[DATA LISTING — start]
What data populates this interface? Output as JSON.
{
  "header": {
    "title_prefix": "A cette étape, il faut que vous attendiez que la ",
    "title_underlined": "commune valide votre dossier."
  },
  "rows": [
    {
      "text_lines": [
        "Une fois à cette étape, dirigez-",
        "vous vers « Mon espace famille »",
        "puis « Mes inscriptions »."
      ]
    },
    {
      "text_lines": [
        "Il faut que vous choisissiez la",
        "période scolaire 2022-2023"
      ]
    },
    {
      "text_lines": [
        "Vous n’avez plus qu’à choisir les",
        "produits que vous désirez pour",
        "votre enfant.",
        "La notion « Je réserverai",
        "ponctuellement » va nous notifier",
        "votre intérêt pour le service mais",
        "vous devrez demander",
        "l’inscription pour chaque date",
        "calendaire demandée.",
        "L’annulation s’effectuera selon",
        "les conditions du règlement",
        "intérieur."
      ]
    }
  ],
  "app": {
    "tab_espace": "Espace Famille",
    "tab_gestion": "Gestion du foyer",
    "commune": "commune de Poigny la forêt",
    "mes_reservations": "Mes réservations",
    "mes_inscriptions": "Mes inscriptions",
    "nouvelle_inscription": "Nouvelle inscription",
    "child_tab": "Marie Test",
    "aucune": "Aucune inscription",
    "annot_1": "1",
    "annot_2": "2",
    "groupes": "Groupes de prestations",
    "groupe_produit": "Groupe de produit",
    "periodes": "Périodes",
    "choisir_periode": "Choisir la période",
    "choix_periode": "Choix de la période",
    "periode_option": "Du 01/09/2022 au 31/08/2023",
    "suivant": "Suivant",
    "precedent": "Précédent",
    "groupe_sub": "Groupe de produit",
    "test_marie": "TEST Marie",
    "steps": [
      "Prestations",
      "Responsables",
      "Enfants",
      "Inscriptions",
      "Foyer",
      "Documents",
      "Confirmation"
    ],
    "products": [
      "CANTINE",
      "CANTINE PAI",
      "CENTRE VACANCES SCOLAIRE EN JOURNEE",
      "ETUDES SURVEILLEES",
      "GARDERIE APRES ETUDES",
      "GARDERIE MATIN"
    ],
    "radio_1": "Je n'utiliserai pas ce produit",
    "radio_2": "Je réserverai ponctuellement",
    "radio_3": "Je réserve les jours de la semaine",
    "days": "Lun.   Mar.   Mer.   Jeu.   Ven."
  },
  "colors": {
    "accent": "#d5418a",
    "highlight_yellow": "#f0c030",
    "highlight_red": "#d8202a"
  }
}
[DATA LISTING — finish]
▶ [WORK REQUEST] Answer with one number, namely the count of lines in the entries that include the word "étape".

▶ [RESULT] 2